Look through the records and copy each line that has "type" in it.

Recorded data:
····················

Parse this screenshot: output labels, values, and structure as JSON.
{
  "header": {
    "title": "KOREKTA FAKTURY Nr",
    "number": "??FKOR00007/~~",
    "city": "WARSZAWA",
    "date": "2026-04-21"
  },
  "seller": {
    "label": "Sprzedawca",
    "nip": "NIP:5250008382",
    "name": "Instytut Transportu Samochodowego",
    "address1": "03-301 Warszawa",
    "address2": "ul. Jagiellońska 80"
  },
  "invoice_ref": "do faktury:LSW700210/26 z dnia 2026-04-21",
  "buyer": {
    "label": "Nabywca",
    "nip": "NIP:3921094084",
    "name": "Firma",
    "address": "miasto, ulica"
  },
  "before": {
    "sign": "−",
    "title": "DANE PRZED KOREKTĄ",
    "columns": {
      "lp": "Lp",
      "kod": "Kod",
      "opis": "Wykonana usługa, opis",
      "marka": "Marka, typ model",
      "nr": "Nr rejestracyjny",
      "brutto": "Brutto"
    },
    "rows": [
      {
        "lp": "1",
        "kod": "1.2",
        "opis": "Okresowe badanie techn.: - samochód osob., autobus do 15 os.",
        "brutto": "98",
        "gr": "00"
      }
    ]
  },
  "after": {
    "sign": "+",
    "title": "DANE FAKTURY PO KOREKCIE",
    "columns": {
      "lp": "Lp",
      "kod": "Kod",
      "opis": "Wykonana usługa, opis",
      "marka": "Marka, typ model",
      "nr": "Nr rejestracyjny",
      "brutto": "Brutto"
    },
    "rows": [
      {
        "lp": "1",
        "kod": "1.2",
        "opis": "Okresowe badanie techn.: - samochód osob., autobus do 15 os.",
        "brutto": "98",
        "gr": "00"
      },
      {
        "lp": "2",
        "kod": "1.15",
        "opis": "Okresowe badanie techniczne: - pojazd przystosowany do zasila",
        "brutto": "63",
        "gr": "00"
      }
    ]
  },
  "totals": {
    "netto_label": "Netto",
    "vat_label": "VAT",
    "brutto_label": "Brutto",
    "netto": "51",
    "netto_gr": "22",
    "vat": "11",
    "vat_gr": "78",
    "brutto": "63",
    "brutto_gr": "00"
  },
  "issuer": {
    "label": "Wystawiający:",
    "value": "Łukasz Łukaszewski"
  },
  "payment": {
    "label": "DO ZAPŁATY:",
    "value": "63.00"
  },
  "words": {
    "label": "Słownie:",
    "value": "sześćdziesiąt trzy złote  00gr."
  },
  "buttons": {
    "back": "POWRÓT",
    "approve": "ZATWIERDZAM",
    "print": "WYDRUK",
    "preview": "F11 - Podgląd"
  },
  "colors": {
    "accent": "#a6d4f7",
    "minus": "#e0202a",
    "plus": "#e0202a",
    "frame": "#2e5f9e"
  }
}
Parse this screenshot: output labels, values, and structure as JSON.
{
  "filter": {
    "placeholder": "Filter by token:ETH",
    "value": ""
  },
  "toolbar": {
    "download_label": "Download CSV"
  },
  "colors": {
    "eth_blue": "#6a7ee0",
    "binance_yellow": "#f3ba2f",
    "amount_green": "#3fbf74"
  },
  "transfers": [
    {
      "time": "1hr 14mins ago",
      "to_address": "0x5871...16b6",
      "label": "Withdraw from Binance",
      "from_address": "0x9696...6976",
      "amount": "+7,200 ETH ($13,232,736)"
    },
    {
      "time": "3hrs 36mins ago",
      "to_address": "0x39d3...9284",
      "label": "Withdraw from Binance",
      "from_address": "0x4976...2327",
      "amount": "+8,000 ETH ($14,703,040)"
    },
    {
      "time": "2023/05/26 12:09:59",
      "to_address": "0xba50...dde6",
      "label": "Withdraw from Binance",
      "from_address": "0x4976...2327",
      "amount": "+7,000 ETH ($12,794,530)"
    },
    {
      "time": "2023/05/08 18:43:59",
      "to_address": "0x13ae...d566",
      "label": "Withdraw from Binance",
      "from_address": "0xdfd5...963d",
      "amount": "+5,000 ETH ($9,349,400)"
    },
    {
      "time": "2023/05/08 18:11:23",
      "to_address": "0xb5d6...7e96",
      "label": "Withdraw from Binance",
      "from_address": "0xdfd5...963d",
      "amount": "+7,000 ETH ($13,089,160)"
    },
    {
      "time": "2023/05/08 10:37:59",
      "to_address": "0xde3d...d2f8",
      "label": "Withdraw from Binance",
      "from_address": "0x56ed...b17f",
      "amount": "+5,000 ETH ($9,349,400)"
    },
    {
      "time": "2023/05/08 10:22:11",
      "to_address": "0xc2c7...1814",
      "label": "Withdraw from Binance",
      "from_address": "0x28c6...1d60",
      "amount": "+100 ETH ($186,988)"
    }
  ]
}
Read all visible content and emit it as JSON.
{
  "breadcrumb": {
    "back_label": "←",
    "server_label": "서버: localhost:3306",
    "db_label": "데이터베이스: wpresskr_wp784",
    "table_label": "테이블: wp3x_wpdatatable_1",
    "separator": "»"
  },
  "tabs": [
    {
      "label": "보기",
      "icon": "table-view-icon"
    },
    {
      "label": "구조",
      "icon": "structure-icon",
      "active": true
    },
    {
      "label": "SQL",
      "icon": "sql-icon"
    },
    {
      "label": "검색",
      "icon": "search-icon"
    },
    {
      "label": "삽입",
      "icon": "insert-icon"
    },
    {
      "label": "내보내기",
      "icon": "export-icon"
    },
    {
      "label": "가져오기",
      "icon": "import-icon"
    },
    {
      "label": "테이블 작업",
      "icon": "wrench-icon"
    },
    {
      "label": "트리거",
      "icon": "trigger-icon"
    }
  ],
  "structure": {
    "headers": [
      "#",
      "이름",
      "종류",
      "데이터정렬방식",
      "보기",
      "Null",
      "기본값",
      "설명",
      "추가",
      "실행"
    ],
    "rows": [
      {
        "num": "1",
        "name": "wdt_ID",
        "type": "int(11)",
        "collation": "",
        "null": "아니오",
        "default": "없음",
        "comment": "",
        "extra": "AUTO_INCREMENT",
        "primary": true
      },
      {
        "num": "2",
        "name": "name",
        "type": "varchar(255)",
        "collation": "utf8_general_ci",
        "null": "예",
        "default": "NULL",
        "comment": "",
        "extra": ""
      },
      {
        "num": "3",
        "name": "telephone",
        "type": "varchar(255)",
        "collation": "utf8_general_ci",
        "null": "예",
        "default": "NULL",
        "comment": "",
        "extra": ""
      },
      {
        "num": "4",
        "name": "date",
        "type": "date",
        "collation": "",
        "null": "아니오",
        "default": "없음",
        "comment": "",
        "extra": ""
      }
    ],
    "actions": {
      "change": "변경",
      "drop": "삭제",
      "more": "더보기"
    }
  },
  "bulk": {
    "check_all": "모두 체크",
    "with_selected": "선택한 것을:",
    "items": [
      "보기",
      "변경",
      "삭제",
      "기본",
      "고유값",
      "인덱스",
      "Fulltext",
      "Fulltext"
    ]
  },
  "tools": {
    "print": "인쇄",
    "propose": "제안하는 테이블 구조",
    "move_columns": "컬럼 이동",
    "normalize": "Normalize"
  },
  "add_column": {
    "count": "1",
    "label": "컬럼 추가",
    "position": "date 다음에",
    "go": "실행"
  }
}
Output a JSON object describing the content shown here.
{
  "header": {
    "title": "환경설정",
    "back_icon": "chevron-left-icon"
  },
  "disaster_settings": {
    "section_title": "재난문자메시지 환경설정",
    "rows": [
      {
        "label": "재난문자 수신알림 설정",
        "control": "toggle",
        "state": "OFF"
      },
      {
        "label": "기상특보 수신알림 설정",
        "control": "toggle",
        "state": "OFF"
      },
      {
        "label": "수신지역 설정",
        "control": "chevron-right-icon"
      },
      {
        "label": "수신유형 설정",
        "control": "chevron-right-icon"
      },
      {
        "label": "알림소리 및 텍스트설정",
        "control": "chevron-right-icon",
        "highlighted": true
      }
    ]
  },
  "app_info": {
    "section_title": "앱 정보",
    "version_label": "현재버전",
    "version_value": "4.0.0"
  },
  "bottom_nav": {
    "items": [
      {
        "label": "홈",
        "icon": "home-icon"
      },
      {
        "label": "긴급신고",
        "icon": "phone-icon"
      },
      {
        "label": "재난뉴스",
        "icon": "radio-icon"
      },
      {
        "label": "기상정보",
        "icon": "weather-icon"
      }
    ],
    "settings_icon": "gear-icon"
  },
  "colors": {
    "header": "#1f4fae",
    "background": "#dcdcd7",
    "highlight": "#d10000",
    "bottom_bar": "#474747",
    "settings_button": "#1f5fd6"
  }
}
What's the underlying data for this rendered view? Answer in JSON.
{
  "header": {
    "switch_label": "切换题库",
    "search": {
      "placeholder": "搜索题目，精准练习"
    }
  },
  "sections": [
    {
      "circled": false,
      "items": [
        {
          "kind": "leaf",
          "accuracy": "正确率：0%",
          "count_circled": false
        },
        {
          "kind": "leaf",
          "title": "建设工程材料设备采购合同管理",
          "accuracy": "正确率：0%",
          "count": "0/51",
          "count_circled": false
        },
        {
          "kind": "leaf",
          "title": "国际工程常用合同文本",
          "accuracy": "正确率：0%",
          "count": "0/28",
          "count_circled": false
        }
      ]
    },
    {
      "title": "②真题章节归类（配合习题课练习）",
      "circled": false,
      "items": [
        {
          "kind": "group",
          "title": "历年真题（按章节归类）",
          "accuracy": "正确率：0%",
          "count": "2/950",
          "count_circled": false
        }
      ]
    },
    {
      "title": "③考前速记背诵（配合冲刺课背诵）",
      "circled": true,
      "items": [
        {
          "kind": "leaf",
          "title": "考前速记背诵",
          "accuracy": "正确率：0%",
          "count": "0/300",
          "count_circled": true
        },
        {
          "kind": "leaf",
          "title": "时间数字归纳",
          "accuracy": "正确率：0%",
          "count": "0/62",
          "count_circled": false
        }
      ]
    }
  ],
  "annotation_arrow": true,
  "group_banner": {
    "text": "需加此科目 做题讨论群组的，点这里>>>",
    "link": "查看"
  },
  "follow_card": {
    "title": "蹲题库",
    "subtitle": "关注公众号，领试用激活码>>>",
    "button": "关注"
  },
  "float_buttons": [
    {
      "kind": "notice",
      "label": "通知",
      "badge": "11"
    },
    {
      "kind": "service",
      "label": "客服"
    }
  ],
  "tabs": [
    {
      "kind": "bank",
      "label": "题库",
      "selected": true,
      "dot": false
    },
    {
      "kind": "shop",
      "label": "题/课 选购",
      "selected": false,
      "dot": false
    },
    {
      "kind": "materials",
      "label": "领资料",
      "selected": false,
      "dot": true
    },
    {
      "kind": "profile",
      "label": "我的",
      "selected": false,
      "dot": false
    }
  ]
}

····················

*PROBLEM SOLUTION*
        "type": "int(11)",
        "type": "varchar(255)",
        "type": "varchar(255)",
        "type": "date",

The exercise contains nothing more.